Gorillas do not worry about natural sources of B12. Humans do, and the human gut uses meat to create B12. Fortunately for vegans and some vegetarians, they cheat a little (take B12 and perhaps calcium and other supplements created in the lab). But our success as a species is measured by our ability to survive in any climate, sans laboratory-created supplements. Unlike his omnivore brothers, the vegan or strict vegetarian could not survive in a wilderness for long.
Strict vegetarian and vegan diets suffer from a number of other significant nutritional drawbacks. Omega 3 fatty acids DHA and EPA are nearly absent from a vegan/strict vegetarian diet. Vegetarians who do not eat fish tend to be deficient in these essential fatty acids. And without red meat, iron stores are very difficult to support on these diets; most vegans/vegetarians who do not take supplements have poor iron stores.
Then there are concerns about growth and development. Children require energy dense foods. Pound for pound they consume and expend more energy than most adults. Children on vegan diets must eat too much bulk to get the energy they need to support normal growth and development. Children need a nutrient-dense diet. A diet that is high in bulk and indigestible fiber compromises nutrition and places them at risk, for example, to become short adults.
From evolutionary and developmental standpoints, it takes a lot of nutritional resources to develop and support a big brain. The brain is about 70% fat, and contains lots of cholesterol. An important contributor to brain development in humans is animal fat. If vegans/vegetarians do not breast feed their infants, or otherwise fill their fat requirements, their infants may be compromised. Soy formula is not an ideal substitute, and is currently under scrutiny for its high phytoestrogen content and other potential nutritional and hormonal problems.
Some argue there are cultures that are entirely vegetarian that do well. This is not shown to be the case. Vegetarians in India, for example, suffer from a number of nutrition-related problems. Additionally, from a historical standpoint the ingestion of insects and grubs in the diet has been too often overlooked when native diets are documented out in the field--a Western culture blind spot. Grubs, for example, are a nutrient-dense source of "animal" fats and iron for many cultures, but are not considered "meat."
'Gives new meaning to "serving up some grub."
To make a short story long (a skill of mine), I side with you in this argument.

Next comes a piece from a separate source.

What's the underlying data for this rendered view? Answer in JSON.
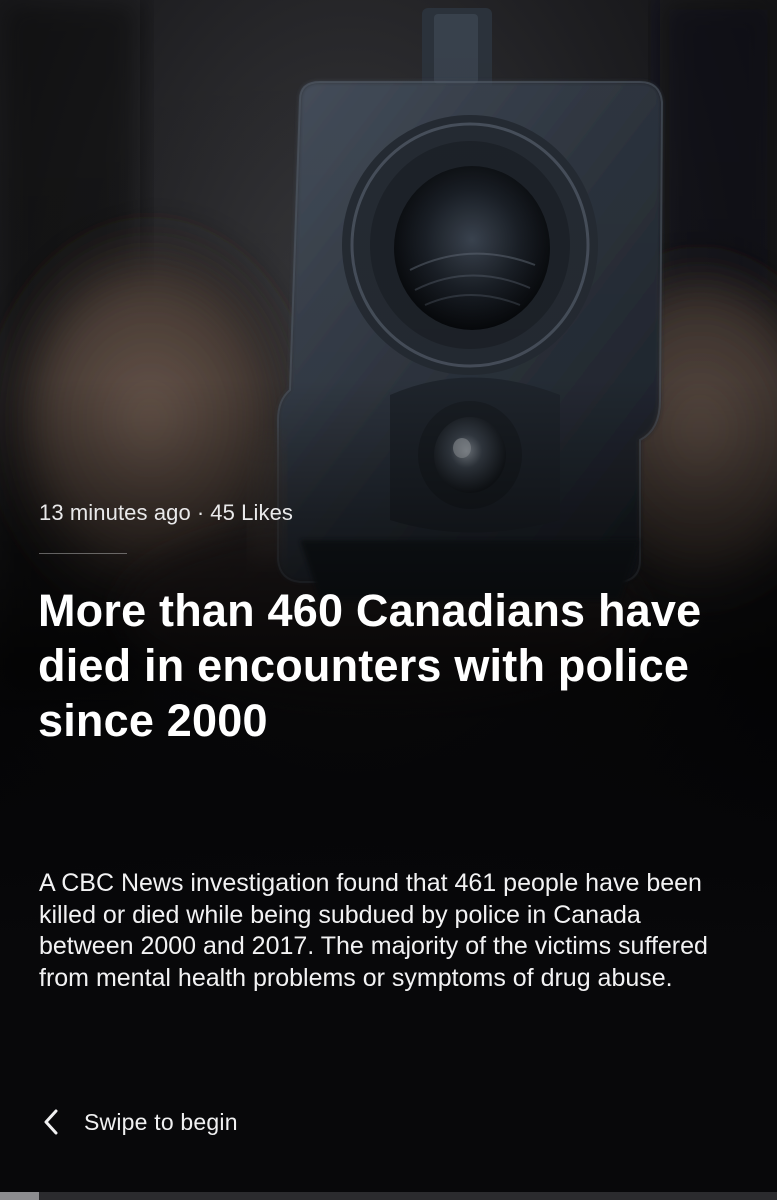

This said, there are many paths to a healthy human diet, from carnivorous to omnivorous. I sincerely hope your friend finds his own path to lasting health and happiness.